Building a toy game engine in rust (Part 1)

So I have been toying around with Rust for more than a year, on my spare time which means I never really got into it. Mostly I've been trying ideas and writing smaller proof-of-concept applications. I've been wanting to make a larger project for a while now, partly because I want to challenge myself doing a larger project in an unfamiliar language. At work I exclusively work in C++ or C#. Partly because I think doing larger projects is a great way to exposes other aspects of a programming language.

Goal

I want to make a game engine, what else would you expect from someone working with games? Apart from wanting to learn more about Rust I want explore some engine design ideas.

Design of component system

The following is a non-detailed overview of the design of the engine. None of the code here is meant to compile, consider it pseudo code.

The entity/component system is heavily inspired by Blizzards Overwatch presentation from GDC 2016. Short summary is a very thin entity defined all "things" in the world. The entity has different components. Systems are the only thing that contain logic and iterate over components in order to update the game state.

Components

Let's start with the components are simple structs describing different aspects of an object, for example spatial information:

pub struct SpatialData {
    position: Vector3,
    rotation: Vector3,
    scale: Vector3,
    velocity: Vector3,
}

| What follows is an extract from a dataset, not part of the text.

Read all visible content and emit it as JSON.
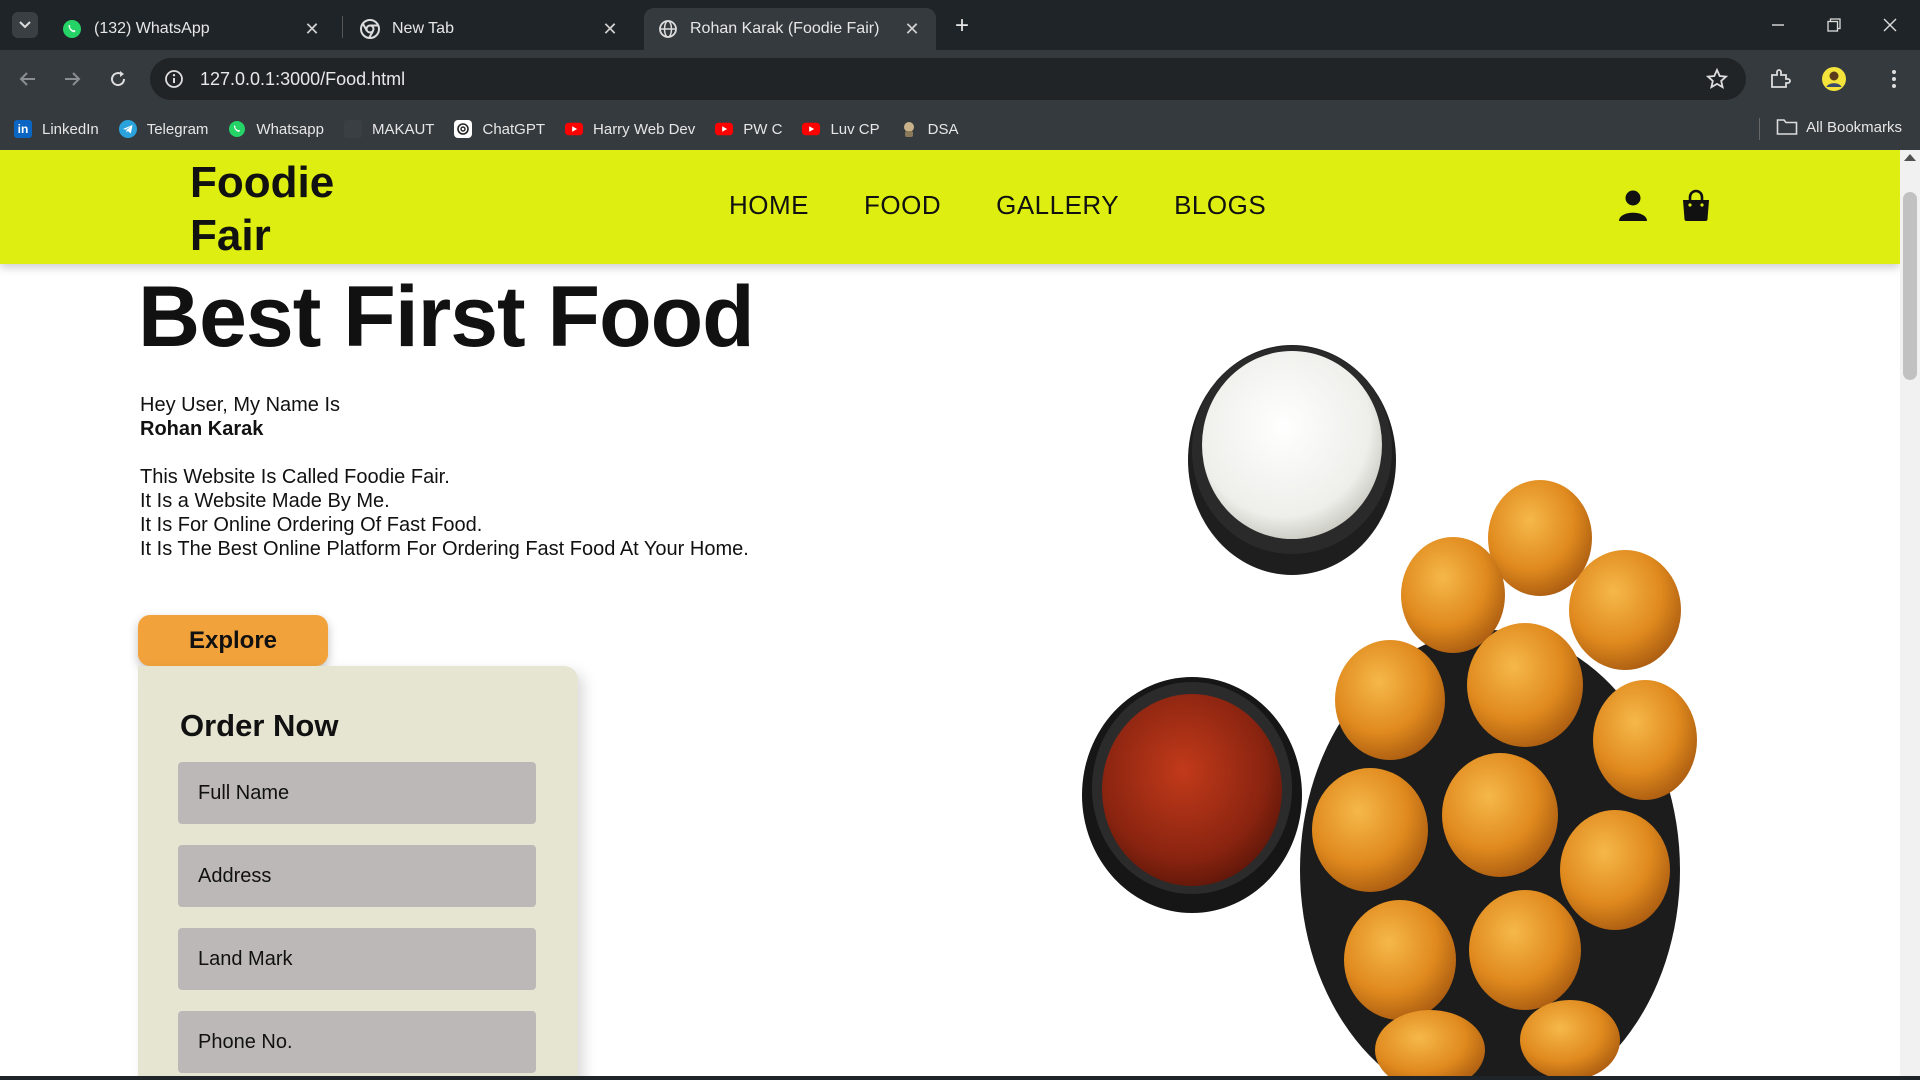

We want components of the same type to be allocated linearly in memory in order to maximize cache efficiency. In order to achieve this we create a host type:

struct ComponentHostImpl<T> {
    components: Vec<Box<T>>,
}

pub trait ComponentHost {
    pub fn create_component();
    pub fn get_component();
}

Since components are owned by the component host we need some way of safely referencing components that plays nicely with Rusts borrow checker. One way is to use a handle. The handle only references the component indirectly.

pub struct ComponentHandle {
    type: TypeInfo,
    index: usize,
}

impl ComponentHandle {
    pub fn borrow() -> Ref<T>;
    pub fn borrow_mut() -> MutRef<T>;
}

Entities

Entities are instances representing things in the world. Each entity has list of references to a set of components.

struct Entity {
    components: Vec<Arc<ComponentHandle>>,
}

Systems

Systems will iterate over the components in order to update the game state. Some rules apply. A system may:

pub trait System {
    pub fn describe() -> SystemDescription;
    pub fn update(mut& self, ctx: SystemUpdateContext) -> SystemUpdateResult;
}

World

The world is what holds all this together

pub struct World {
    systems: Vec<(SystemDescription,RefCell<System>)>,
    components: Vec<RefCell<ComponentHost>>,
    entities: Vec<RefCell<Entities>>,
}

it also implements the main update logic:

impl World {
    pub fn update(mut& self, delta: f32) -> bool {
        for (description,system) in self.systems.iter() {
            let update_context = SystemUpdateContext::from(description);
            system.borrow().unwrap().update(update_context);
        }
    }
}

General application design

The application will be essentially two threads, one with which runs the component system, and one to handle the the presentation (rendering and possibly audio).

 Thread 0         |--- Update (t)---|--- Update (t+1)-----|
 Thread 1   --- Present (t-1) ---|  |--- Present (t) ---| |--- Present (t+1) --

The component system writes presentation commands to a double buffered linear allocator which is used by the dispatch thread, while the update thread is busy producing the next frame.

Obviously the two threads need to be syncronized (at the markers in the above diagram) in order to wait for whichever thread is slow producing or consuming frames.